[WORK TASK]: Where does the word "this" show up in the records? Copy every line that holds it.

Element data from apps and pages
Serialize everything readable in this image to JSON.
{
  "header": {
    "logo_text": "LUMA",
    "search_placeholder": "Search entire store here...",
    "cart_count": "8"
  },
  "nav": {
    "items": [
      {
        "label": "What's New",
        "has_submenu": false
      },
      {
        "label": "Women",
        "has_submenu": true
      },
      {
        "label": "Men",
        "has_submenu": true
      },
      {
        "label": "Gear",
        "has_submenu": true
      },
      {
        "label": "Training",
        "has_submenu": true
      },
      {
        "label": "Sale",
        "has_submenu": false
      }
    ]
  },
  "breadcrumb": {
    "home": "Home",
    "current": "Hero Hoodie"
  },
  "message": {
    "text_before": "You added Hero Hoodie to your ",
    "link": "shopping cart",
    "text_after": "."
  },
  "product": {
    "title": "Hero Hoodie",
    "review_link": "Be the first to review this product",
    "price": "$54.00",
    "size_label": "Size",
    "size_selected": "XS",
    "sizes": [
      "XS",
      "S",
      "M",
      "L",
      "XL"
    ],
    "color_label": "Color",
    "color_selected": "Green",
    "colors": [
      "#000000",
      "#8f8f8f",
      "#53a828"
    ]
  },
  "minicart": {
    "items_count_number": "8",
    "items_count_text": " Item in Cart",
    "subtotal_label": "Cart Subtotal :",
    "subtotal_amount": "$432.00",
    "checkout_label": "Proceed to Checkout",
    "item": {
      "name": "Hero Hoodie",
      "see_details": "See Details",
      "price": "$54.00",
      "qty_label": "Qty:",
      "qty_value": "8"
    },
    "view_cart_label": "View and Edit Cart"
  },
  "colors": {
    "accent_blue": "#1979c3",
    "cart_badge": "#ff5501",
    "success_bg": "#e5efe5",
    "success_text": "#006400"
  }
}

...

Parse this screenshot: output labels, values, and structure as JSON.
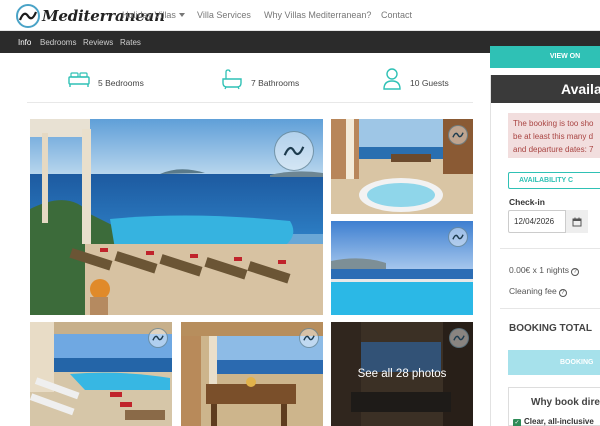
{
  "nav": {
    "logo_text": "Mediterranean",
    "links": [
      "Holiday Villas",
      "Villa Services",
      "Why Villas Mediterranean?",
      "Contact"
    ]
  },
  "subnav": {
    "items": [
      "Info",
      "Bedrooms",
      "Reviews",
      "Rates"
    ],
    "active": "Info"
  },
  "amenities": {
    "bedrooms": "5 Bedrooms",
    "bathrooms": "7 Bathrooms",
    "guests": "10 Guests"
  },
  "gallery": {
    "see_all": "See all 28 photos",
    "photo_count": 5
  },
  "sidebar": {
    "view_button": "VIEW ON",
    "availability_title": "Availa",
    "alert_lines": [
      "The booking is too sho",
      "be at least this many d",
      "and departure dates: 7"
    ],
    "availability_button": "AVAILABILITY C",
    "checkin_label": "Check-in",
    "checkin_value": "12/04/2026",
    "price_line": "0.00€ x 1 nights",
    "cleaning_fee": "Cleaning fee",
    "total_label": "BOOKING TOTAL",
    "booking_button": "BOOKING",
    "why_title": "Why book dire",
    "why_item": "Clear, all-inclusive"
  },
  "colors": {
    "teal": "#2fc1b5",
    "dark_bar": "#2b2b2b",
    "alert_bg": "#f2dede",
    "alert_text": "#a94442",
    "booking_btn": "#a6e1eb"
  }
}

[ANSWER AREA]:
Serialize everything readable in this image to JSON.
    "review_link": "Be the first to review this product",
Parse this screenshot: output labels, values, and structure as JSON.
      "be at least this many d",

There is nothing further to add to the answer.